Thunderstorm and cloud activities sometimes show a 27-day period, and this has long been studied to uncover a possible important link to solar rotation.
In this study, they examined in detail the intensity variations in the signal of the 27-day solar rotational period in thunder and lightning activity from the 18th to the 19th centuries based on 150-year-long records found in old diaries kept in Japan and discuss their relationship with the solar activity levels. Such long records enable them to examine the signals of solar rotation at both high and low solar activity levels.
The researchers examined the records for mentions of thunder and lightning events between May and September, when the influence from the cold Siberian air mass is weak in Japan and found peaks of lightning and thunder activity occurs every 24 to 31 days, the same time window it takes the sunspots to rotate completely.
They found that the signal of the solar rotational period in the thunder and lightning activity increases as the solar activity increases.
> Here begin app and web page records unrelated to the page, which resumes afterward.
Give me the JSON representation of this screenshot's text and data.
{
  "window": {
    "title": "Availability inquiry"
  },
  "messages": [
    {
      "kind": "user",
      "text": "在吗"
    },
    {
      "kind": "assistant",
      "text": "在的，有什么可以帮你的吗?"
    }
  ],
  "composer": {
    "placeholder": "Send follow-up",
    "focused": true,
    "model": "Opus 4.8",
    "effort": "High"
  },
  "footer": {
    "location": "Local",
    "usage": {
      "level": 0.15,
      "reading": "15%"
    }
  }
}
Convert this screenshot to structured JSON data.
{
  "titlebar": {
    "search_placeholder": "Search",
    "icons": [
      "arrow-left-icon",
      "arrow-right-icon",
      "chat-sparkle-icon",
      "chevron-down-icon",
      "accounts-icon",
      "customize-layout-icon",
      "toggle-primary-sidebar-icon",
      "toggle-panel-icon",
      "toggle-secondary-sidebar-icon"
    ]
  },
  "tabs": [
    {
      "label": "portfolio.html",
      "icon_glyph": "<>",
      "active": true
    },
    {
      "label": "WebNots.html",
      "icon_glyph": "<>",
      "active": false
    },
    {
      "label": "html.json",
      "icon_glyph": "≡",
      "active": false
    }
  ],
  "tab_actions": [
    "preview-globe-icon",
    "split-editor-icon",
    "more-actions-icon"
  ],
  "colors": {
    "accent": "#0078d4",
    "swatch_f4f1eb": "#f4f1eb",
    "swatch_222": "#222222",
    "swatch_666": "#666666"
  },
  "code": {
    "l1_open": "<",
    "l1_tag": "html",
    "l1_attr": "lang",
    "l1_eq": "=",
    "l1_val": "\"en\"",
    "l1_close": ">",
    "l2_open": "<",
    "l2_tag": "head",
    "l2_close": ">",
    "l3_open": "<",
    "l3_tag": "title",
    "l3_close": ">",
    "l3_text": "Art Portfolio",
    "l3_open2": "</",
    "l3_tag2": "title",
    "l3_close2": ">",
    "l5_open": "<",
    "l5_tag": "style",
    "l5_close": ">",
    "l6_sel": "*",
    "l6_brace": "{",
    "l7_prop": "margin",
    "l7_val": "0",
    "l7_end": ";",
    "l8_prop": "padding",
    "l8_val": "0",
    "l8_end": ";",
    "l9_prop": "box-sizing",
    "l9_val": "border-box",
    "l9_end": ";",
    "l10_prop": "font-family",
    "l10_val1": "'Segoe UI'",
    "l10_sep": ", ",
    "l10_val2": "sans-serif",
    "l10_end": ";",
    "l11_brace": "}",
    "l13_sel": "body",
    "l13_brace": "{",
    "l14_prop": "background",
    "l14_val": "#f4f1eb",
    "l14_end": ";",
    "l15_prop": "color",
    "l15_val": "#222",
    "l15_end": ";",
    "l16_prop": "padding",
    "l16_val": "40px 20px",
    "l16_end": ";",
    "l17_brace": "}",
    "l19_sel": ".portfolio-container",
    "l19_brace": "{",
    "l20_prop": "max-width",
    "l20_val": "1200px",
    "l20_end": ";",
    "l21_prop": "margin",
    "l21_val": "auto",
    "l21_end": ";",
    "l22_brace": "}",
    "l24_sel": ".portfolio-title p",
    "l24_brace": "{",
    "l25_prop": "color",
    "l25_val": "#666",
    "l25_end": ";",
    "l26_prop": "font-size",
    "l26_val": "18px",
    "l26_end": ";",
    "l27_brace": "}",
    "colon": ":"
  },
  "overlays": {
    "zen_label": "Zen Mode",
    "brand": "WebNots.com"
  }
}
They also discuss the possibility of the impact of the long-term climatological conditions on the signals of the 27-day period in thunder/lightning activities.
"Solar rotational cycle in lightning activity in Japan during the 18–19th centuries" -Hiroko Miyahara et al. - Annales Geophysicae (2018). DOI: 10.5194/angeo-36-633-2018 - OPEN ACCESS
Featured image: Lightning over Satellite Beach, Florida seen across the Indian River Lagoon from Melbourne, Florida. Credit: Michael Seeley